(Items from an interface collection)
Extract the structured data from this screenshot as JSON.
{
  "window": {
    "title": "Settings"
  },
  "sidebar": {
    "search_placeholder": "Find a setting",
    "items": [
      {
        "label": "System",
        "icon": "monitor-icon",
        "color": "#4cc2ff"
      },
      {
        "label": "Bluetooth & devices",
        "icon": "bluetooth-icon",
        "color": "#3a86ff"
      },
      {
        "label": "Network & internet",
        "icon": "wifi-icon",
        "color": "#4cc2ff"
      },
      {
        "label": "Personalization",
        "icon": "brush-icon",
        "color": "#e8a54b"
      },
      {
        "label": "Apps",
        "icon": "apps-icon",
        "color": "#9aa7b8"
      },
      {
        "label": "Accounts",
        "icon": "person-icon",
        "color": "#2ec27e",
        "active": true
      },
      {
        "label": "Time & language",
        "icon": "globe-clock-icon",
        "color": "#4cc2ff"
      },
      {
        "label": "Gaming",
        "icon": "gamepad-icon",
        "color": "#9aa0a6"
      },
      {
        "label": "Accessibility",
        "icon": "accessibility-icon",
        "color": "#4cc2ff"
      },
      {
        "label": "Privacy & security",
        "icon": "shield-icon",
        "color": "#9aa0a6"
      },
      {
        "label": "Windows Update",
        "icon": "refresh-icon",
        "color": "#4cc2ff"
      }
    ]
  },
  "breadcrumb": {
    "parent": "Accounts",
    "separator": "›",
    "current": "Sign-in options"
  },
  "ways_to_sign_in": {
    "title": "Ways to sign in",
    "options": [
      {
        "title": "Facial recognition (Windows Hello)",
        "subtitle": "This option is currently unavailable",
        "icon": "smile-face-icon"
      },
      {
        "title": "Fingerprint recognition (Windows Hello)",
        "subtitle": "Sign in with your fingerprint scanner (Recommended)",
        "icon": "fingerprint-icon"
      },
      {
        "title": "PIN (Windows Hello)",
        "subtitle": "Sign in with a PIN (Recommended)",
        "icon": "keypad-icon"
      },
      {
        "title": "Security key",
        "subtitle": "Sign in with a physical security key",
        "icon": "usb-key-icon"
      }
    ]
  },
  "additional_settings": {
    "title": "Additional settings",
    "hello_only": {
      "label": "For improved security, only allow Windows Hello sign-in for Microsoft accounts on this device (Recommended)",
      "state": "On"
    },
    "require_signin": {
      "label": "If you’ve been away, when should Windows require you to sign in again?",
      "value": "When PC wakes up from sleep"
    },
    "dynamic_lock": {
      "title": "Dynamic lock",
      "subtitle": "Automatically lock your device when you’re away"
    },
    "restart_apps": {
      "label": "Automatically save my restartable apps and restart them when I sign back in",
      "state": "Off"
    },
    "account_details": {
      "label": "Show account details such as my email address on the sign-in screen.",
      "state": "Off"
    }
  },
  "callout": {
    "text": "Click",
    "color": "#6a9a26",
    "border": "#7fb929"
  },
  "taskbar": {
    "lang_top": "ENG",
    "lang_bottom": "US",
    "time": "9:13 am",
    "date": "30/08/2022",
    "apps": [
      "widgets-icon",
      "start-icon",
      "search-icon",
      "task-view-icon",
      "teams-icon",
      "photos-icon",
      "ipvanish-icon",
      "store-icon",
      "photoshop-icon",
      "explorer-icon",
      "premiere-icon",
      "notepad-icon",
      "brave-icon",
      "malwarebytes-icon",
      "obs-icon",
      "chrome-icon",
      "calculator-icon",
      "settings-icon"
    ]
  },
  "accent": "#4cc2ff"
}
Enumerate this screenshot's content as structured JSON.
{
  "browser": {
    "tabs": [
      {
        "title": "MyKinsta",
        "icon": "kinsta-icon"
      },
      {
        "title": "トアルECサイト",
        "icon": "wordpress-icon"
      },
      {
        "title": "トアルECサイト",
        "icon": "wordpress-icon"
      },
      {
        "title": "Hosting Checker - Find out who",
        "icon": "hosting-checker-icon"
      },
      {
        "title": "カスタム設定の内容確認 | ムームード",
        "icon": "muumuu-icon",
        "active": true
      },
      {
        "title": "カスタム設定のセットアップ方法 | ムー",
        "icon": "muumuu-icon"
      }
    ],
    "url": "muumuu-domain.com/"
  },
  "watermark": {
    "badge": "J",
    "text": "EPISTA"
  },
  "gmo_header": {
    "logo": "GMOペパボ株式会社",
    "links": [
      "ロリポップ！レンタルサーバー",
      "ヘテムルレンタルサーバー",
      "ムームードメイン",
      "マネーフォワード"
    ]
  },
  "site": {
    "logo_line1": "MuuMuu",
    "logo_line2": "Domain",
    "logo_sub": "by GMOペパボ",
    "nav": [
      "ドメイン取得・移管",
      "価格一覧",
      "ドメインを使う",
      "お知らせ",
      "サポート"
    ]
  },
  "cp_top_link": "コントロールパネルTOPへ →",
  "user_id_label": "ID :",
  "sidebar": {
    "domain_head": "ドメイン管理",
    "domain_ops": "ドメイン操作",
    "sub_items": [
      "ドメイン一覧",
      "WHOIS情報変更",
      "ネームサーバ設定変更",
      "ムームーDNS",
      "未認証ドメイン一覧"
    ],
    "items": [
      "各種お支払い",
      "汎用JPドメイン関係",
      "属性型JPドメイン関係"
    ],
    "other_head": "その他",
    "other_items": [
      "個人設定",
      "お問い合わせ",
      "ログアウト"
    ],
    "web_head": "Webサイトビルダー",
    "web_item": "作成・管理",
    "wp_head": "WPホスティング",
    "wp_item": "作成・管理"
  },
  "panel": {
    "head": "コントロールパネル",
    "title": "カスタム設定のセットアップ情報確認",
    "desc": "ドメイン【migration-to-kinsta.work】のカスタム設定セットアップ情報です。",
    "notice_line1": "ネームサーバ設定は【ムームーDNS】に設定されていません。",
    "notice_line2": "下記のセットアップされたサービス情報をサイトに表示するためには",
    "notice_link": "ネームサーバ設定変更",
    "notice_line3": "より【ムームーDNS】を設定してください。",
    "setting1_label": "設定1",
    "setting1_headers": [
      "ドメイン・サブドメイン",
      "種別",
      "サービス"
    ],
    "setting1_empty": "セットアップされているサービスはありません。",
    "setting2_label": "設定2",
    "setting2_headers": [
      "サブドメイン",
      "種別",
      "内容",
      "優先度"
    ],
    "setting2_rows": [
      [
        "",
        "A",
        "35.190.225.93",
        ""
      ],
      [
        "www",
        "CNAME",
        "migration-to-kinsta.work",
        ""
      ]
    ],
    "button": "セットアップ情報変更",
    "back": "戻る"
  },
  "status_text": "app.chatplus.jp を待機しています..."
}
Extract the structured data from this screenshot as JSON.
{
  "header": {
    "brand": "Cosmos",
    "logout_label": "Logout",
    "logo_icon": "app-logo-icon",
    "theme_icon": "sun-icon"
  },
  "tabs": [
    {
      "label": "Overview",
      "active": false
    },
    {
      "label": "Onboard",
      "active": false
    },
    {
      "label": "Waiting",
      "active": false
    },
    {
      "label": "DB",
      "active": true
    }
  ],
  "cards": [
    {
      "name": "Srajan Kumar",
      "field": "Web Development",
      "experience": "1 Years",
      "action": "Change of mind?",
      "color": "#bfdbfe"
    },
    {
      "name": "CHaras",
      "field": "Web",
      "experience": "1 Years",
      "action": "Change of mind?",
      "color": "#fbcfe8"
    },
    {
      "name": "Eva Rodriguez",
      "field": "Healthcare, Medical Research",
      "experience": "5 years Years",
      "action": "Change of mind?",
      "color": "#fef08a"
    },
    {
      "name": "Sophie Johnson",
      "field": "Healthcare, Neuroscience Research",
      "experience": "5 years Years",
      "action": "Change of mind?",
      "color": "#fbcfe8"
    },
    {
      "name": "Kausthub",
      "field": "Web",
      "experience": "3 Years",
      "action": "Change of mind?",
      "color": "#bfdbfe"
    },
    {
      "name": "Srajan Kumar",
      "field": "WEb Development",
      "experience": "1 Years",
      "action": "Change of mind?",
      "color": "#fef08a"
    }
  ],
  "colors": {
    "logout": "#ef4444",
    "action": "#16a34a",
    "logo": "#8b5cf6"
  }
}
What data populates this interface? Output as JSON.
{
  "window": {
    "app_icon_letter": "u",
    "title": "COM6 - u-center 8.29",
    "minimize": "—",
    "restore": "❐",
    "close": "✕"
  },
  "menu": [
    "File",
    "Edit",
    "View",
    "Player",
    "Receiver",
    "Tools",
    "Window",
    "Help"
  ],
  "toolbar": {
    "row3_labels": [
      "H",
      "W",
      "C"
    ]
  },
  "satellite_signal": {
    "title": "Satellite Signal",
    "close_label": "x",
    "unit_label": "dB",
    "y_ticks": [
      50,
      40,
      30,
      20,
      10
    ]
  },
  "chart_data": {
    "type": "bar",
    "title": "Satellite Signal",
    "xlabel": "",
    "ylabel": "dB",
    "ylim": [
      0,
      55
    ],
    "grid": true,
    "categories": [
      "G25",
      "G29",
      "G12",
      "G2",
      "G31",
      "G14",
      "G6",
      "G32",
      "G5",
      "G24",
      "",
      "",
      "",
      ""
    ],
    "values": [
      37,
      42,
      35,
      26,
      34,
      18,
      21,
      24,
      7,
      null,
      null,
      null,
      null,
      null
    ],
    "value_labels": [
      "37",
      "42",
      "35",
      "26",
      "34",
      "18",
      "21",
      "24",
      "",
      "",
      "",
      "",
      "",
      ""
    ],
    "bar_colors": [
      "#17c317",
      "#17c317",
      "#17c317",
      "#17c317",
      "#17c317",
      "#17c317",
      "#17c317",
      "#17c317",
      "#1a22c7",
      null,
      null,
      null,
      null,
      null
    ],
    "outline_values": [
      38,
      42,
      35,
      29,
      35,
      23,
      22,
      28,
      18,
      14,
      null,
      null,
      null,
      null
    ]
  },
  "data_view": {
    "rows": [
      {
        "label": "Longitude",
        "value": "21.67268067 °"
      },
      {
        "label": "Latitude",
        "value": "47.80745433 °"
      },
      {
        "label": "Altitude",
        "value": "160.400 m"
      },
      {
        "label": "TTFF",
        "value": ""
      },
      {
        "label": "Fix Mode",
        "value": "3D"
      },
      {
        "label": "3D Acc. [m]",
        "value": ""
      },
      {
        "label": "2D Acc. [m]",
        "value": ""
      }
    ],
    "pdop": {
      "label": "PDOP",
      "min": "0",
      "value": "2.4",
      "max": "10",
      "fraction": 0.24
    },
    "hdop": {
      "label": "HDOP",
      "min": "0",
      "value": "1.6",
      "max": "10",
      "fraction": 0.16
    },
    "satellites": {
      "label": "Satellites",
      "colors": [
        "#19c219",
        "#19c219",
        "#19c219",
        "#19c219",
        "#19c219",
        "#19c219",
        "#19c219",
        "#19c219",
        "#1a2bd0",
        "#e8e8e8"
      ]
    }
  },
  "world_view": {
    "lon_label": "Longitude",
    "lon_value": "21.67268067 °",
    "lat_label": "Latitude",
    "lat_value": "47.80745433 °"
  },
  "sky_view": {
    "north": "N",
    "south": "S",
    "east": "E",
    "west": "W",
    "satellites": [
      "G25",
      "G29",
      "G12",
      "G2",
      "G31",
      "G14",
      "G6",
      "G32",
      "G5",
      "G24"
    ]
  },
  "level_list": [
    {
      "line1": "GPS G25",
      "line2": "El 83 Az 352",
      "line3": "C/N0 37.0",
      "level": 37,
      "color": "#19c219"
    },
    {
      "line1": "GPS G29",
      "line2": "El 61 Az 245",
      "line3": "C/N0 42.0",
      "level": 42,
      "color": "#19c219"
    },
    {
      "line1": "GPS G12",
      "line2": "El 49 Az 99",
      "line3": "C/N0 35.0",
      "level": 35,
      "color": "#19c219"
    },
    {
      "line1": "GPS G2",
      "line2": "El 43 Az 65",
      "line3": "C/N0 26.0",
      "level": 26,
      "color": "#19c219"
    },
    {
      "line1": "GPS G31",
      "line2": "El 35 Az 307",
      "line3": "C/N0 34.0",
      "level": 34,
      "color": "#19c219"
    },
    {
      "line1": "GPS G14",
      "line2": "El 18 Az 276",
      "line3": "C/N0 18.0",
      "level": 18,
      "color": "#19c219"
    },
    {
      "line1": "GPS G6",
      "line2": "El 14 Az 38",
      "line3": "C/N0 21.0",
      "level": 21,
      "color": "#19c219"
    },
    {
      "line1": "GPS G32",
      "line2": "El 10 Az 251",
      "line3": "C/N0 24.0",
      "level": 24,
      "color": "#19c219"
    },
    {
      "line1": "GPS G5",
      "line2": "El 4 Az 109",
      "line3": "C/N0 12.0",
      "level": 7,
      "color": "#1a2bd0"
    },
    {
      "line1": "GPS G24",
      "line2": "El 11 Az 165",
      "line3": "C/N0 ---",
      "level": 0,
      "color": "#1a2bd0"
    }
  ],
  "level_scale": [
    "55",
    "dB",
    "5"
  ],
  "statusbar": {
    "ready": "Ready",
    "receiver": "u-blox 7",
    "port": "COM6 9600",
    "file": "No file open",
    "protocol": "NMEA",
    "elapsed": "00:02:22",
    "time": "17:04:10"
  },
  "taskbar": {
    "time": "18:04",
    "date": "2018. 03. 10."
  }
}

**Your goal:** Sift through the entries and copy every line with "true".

**Written answer:**
        "active": true
        "active": true
      "active": true
    "grid": true,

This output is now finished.